What are they negotiating about?

Most probably the FBI did not inform Hector that in was in the middle of the most important negotiation of his life.  They probably told him: “You are guilty of 12 very serious criminal charges and face spending the rest of your live behind bars with criminals that are not there because of their computing skills”  I may be exaggerating a bit, but at the end of the day, Hector probably thought that he had only 2 options: going to jail or collaborating.I see the situation more as 1) how much and 2) what type of collaboration Hector needed to provide the FBI to reduce the impact of the criminal charges he is accused of.  This is a give and take situation rather than a take it or leave it situation.

2. What are the strategies used?

What are the FBI objectives?

Reduce cybercrime by decreasing the number of hackers and building their in-house capability.

What would the FBI do if the negotiation fails?

+ Prosecute Hector+ Potentially send an influential hacker to jail- Lose very needed skills to fight cybercrime

What are Hector’s objectives?

Avoid/reduce jail time Potentially get revenge on other hackers or prove that they are better.

What would Hector do if the negotiation fails?

 +/- Go to trial.  Only the outcome of the trial will tell if this is a good or bad thing.

3. ‘The negotiation room’ interpretation:

Who has more power?

Hard to say…  You could think that the FBI is calling the shots, they can apparently put their terms to Hector.  But Hector has something very rare and sought after to offer: He is one of the best hackers in the world and has active connections with the most influential hacking groups (remember, this is the key objective of the FBI to reduce cybercrime).  So I won’t chicken on my first post: Power advantage to “Hector the hacker”

Why does the FBI have this objective?

Reducing cybercrime is an important objective highlighted by Robert Mueller the FBI Director. The number of hacking case is doubling every 2 years.

How far would the FBI go?

The FBI has protocols for everything they do.  So, there are chances that the FBI agents can not deviate much if they negotiate with Hector.However, Hector is not your average criminal, you can not arrest another Hector in a few weeks.  And we all know the proverb “to exceptional situations, exceptional solutions”.  The FBI could probably go beyond protocol if the situation was escalated.
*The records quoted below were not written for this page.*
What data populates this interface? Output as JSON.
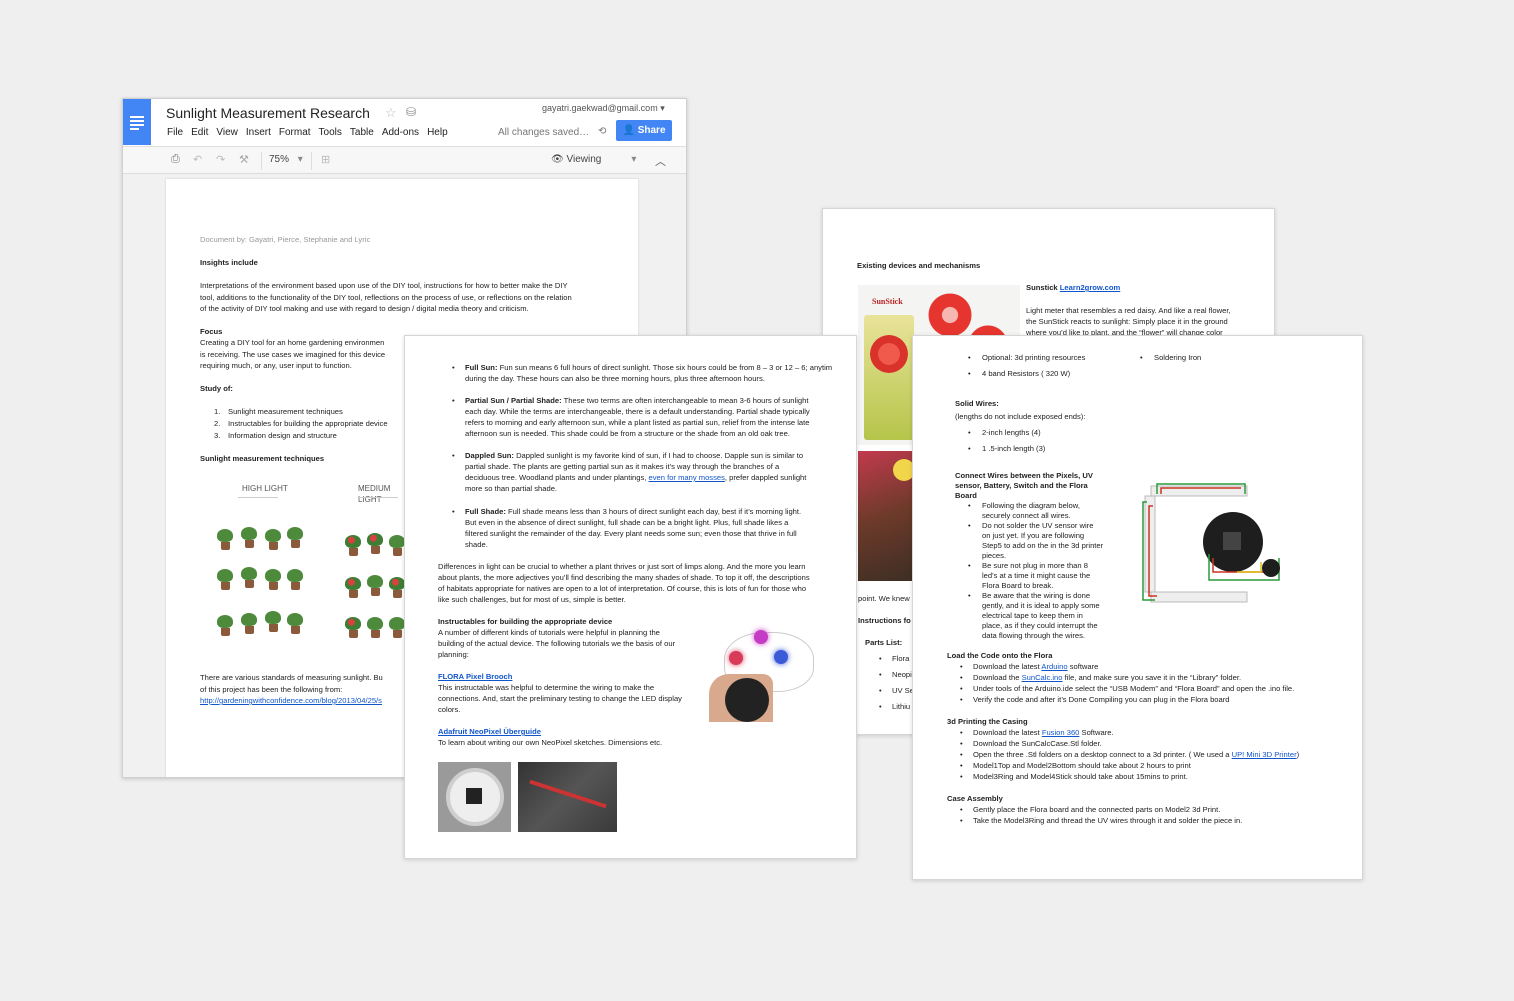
{
  "window": {
    "title": "Sunlight Measurement Research",
    "account": "gayatri.gaekwad@gmail.com",
    "menu": [
      "File",
      "Edit",
      "View",
      "Insert",
      "Format",
      "Tools",
      "Table",
      "Add-ons",
      "Help"
    ],
    "save_status": "All changes saved…",
    "share_label": "Share",
    "zoom": "75%",
    "mode": "Viewing"
  },
  "page1": {
    "byline": "Document by: Gayatri, Pierce, Stephanie and Lyric",
    "h_insights": "Insights include",
    "insights": [
      "Interpretations of the environment based upon use of the DIY tool, instructions for how to better make the DIY",
      "tool, additions to the functionality of the DIY tool, reflections on the process of use, or reflections on the relation",
      "of the activity of DIY tool making and use with regard to design / digital media theory and criticism."
    ],
    "h_focus": "Focus",
    "focus": [
      "Creating a DIY tool for an home gardening environmen",
      "is receiving. The use cases we imagined for this device",
      "requiring much, or any, user input to function."
    ],
    "h_study": "Study of:",
    "study": [
      "Sunlight measurement techniques",
      "Instructables for building the appropriate device",
      "Information design and structure"
    ],
    "h_tech": "Sunlight measurement techniques",
    "img_high": "HIGH LIGHT",
    "img_med": "MEDIUM LIGHT",
    "standards": [
      "There are various standards of measuring sunlight. Bu",
      "of this project has been the following from:"
    ],
    "link": "http://gardeningwithconfidence.com/blog/2013/04/25/s"
  },
  "page2": {
    "bullets": [
      {
        "term": "Full Sun:",
        "lines": [
          "Fun sun means 6 full hours of direct sunlight. Those six hours could be from 8 – 3 or 12 – 6; anytim",
          "during the day. These hours can also be three morning hours, plus three afternoon hours."
        ]
      },
      {
        "term": "Partial Sun / Partial Shade:",
        "lines": [
          "These two terms are often interchangeable to mean 3-6 hours of sunlight",
          "each day. While the terms are interchangeable, there is a default understanding.  Partial shade typically",
          "refers to morning and early afternoon sun, while a plant listed as partial sun, relief from the intense late",
          "afternoon sun is needed. This shade could be from a structure or the shade from an old oak tree."
        ]
      },
      {
        "term": "Dappled Sun:",
        "lines": [
          "Dappled sunlight is my favorite kind of sun, if I had to choose. Dapple sun is similar to",
          "partial shade. The plants are getting partial sun as it makes it’s way through the branches of a",
          "deciduous tree. Woodland plants and under plantings, ",
          "more so than partial shade."
        ],
        "link": "even for many mosses",
        "after": ", prefer dappled sunlight"
      },
      {
        "term": "Full Shade:",
        "lines": [
          " Full shade means less than 3 hours of direct sunlight each day, best if it’s morning light.",
          "But even in the absence of  direct sunlight, full shade can be a bright light. Plus, full shade likes a",
          "filtered  sunlight the remainder of the day. Every plant needs some sun; even those that thrive in full",
          "shade."
        ]
      }
    ],
    "para": [
      "Differences in light can be crucial to whether a plant thrives or just sort of limps along. And the more you learn",
      "about plants, the more adjectives you’ll find describing the many shades of shade. To top it off, the descriptions",
      "of habitats appropriate for natives are open to a lot of interpretation. Of course, this is lots of fun for those who",
      "like such challenges, but for most of us, simple is better."
    ],
    "h_instr": "Instructables for building the appropriate device",
    "instr": [
      "A number of different kinds of tutorials were helpful in planning the",
      "building of the actual device. The following tutorials we the basis of our",
      "planning:"
    ],
    "link1": "FLORA Pixel Brooch",
    "link1_desc": [
      "This instructable was helpful to determine the wiring to make the",
      "connections. And, start the preliminary testing to change the LED display",
      "colors."
    ],
    "link2": "Adafruit NeoPixel Überguide",
    "link2_desc": "To learn about writing our own NeoPixel sketches. Dimensions etc."
  },
  "page3": {
    "h": "Existing devices and mechanisms",
    "sunstick": "Sunstick",
    "sunstick_link": "Learn2grow.com",
    "desc": [
      "Light meter that resembles a red daisy. And like a real flower,",
      "the SunStick reacts to sunlight: Simply place it in the ground",
      "where you’d like to plant, and the “flower” will change color"
    ],
    "img_label": "SunStick",
    "frag1": "point. We knew",
    "frag2": "Instructions fo",
    "parts": "Parts List:",
    "parts_items": [
      "Flora",
      "Neopi",
      "UV Se",
      "Lithiu"
    ]
  },
  "page4": {
    "list_left": [
      "Optional: 3d printing resources",
      "4 band Resistors ( 320 W)"
    ],
    "list_right": "Soldering Iron",
    "h_solid": "Solid Wires:",
    "solid_note": "(lengths do not include exposed ends):",
    "solid": [
      "2-inch lengths (4)",
      "1 .5-inch length (3)"
    ],
    "h_connect": [
      "Connect Wires between the Pixels, UV",
      "sensor, Battery, Switch and the Flora",
      "Board"
    ],
    "connect": [
      [
        "Following the diagram below,",
        "securely connect all wires."
      ],
      [
        "Do not solder the UV sensor wire",
        "on just yet. If you are following",
        "Step5 to add on the in the 3d printer",
        "pieces."
      ],
      [
        "Be sure not plug in more than 8",
        "led's at a time it might cause the",
        "Flora Board to break."
      ],
      [
        "Be aware that the wiring is done",
        "gently, and it is ideal to apply some",
        "electrical tape to keep them in",
        "place, as if they could interrupt the",
        "data flowing through the wires."
      ]
    ],
    "h_load": "Load the Code onto the Flora",
    "load": [
      {
        "pre": "Download the latest ",
        "link": "Arduino",
        "post": " software"
      },
      {
        "pre": "Download the ",
        "link": "SunCalc.ino",
        "post": " file, and make sure you save it in the “Library” folder."
      },
      {
        "pre": "Under tools of the Arduino.ide select the “USB Modem” and “Flora Board” and open the .ino file.",
        "link": "",
        "post": ""
      },
      {
        "pre": "Verify the code and after it’s Done Compiling you can plug in the Flora board",
        "link": "",
        "post": ""
      }
    ],
    "h_print": "3d Printing the Casing",
    "print": [
      {
        "pre": "Download the latest ",
        "link": "Fusion 360",
        "post": " Software."
      },
      {
        "pre": "Download the SunCalcCase.Stl folder.",
        "link": "",
        "post": ""
      },
      {
        "pre": "Open the three .Stl folders on a desktop connect to a 3d printer. ( We used a ",
        "link": "UP! Mini 3D Printer",
        "post": ")"
      },
      {
        "pre": "Model1Top and Model2Bottom should take about 2 hours to print",
        "link": "",
        "post": ""
      },
      {
        "pre": "Model3Ring and Model4Stick should take about 15mins to print.",
        "link": "",
        "post": ""
      }
    ],
    "h_case": "Case Assembly",
    "case": [
      "Gently place the Flora board and the connected parts on Model2 3d Print.",
      "Take the Model3Ring and thread the UV wires through it and solder the piece in."
    ]
  }
}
Why does Hector have this objective?

– I have never been to jail, but based the series “OZ” it seems clear why everybody should stay away from it.- It could be surprising to some but you should never underestimate what people would do because of their ego.  He could try to demonstrate his skills or get revenge on ex-friends.

How far would the Hector go?
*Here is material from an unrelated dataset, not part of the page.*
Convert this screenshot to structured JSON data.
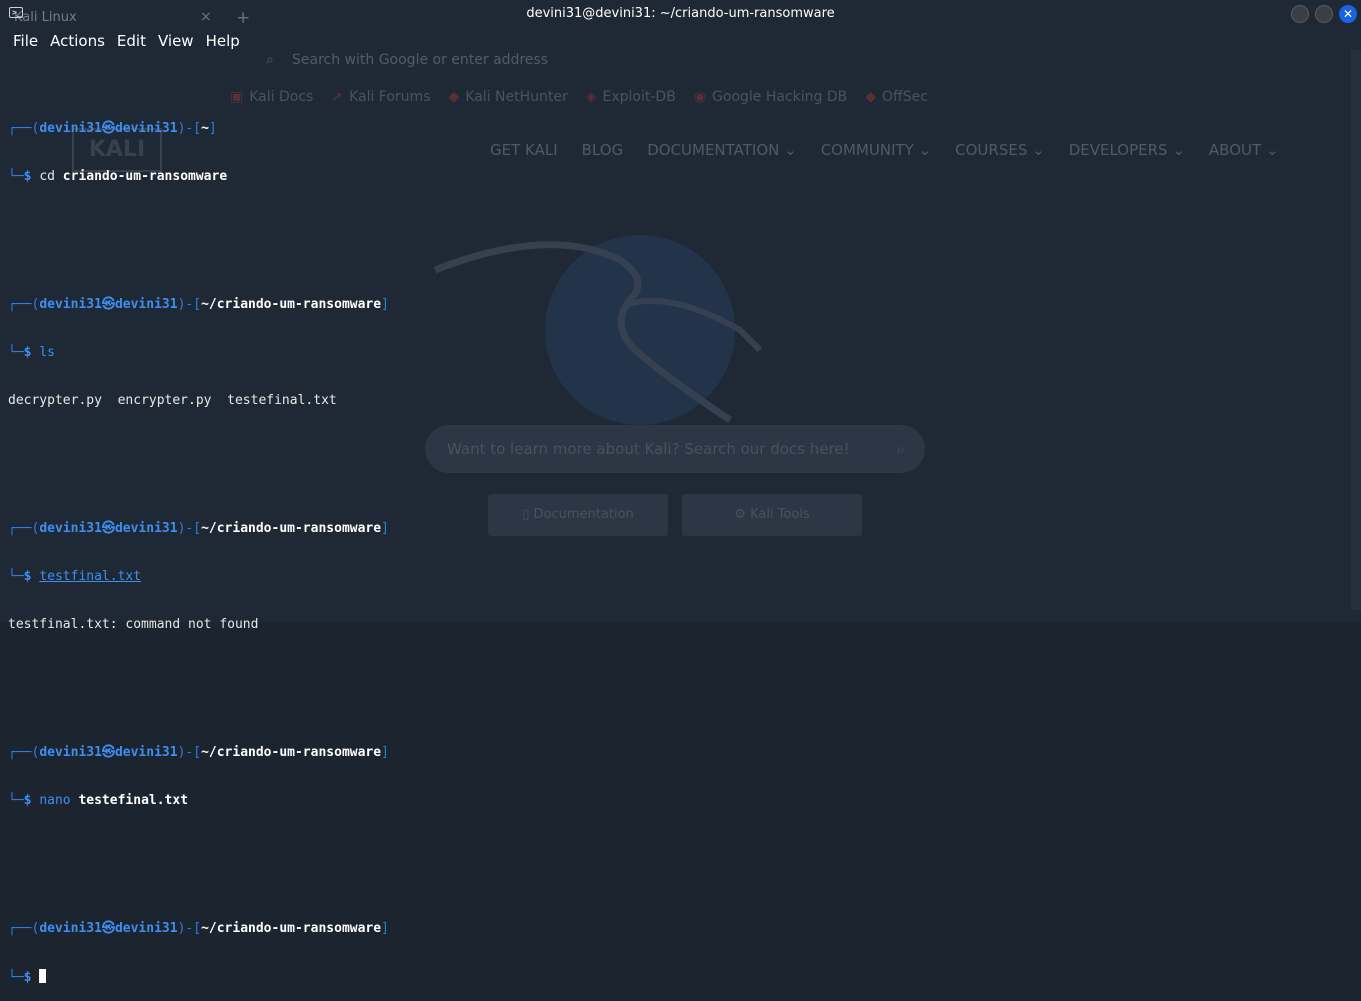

Well, we have the answer on this point.  He would not go very far and was ready to collaborate to limit his trouble (he has been collaborating for 1 year with the FBI and they just revealed his real name).


Hector probably did not realize that he was in a more powerful situation than the FBI painted to him.  How could he? This was not a fair fight, nor should it be!  The FBI agents are experts in this type of situation, they have done it several times have been trained.  Hector on the other side is a 28 year old who spends nights partying and has been building his computing skills since age 16.  How often would he have to negotiate in high pressure situation? If something was not to his liking he would just use his computer and change it! Although we do not exactly know the detail of Hectors’ arrangement with the FBI, the fact that they consider putting him under the “witness protection program” shows that he is a high value asset.  The fact also that he is working day and night to put his ex-friends behind bars hint that he did not negotiate himself a sweet deal.